- **EXERCISE PROMPT**
Wherever "banner" appears in the records below, copy the line that holds it.

- **SOURCE DATA**
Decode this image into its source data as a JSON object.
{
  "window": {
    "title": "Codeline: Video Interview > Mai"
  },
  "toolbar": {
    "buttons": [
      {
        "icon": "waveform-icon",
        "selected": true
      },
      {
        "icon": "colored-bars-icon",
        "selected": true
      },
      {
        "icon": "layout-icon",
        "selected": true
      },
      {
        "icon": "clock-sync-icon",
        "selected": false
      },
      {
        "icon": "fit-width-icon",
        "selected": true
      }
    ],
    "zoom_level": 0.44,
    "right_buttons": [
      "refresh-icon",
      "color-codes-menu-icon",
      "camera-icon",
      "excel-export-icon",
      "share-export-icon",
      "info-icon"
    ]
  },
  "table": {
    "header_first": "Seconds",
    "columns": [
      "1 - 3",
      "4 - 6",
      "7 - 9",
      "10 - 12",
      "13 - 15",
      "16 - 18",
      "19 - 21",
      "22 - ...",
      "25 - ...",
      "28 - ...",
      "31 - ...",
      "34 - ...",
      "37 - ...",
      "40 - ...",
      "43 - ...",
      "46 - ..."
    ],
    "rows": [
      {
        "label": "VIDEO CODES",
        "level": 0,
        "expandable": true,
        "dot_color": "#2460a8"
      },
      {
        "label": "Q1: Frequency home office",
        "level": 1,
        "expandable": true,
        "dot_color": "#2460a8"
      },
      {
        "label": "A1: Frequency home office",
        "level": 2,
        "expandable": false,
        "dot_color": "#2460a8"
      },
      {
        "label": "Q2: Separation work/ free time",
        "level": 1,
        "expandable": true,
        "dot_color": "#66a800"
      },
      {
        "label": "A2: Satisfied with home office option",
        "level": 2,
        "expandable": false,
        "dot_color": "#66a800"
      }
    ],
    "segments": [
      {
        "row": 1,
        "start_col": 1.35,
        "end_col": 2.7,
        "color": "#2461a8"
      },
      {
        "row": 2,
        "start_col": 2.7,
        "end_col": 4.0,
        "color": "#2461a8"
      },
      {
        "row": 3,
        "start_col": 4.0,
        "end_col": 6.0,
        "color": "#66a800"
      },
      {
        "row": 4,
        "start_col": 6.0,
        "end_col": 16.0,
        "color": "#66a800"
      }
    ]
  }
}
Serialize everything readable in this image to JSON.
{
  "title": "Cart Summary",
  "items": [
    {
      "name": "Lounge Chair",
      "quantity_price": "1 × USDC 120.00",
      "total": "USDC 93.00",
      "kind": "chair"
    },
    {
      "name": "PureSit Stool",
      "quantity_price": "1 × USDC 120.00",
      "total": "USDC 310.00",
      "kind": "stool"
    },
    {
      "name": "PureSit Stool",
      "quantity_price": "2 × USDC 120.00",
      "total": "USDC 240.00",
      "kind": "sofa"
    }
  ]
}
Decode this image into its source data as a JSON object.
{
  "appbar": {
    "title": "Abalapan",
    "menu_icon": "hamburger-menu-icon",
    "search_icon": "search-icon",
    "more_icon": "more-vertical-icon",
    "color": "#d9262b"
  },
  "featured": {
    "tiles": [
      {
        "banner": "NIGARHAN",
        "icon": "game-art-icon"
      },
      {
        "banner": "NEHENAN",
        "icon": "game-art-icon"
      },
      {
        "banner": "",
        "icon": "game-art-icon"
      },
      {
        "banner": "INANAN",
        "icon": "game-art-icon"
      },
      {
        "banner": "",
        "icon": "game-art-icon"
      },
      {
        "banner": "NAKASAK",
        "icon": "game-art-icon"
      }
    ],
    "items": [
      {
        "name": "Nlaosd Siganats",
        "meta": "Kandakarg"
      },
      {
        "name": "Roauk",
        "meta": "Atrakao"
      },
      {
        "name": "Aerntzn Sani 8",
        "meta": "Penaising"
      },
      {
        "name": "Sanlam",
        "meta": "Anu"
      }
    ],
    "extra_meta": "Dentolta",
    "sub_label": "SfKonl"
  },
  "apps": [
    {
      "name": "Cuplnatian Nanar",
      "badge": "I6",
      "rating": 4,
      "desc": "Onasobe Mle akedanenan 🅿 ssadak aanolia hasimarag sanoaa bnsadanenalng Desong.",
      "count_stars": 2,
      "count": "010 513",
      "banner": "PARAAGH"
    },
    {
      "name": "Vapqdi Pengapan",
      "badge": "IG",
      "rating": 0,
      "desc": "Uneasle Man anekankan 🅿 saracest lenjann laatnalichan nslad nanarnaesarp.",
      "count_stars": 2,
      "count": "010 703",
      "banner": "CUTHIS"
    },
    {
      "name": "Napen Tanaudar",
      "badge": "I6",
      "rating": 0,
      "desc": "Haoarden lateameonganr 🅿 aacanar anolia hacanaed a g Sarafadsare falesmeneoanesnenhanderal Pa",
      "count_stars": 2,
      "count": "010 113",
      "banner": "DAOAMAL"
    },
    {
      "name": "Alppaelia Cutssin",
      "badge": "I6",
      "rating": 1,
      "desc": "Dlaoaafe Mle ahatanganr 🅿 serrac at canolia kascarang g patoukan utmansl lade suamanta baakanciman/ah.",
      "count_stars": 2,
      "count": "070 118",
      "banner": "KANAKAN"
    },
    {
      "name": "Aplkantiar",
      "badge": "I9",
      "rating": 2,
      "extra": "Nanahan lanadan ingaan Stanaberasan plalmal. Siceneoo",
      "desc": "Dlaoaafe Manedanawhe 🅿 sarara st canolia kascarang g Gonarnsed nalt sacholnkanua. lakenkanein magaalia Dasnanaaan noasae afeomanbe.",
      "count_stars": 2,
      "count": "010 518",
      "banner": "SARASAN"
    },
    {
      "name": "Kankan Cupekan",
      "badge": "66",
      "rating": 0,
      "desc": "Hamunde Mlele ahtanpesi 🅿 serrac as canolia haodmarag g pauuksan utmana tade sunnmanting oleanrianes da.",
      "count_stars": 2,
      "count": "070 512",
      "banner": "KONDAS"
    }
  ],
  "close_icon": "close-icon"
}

- **ANSWER FOR THIS EXERCISE**
        "banner": "NIGARHAN",
        "banner": "NEHENAN",
        "banner": "",
        "banner": "INANAN",
        "banner": "",
        "banner": "NAKASAK",
      "banner": "PARAAGH"
      "banner": "CUTHIS"
      "banner": "DAOAMAL"
      "banner": "KANAKAN"
      "banner": "SARASAN"
      "banner": "KONDAS"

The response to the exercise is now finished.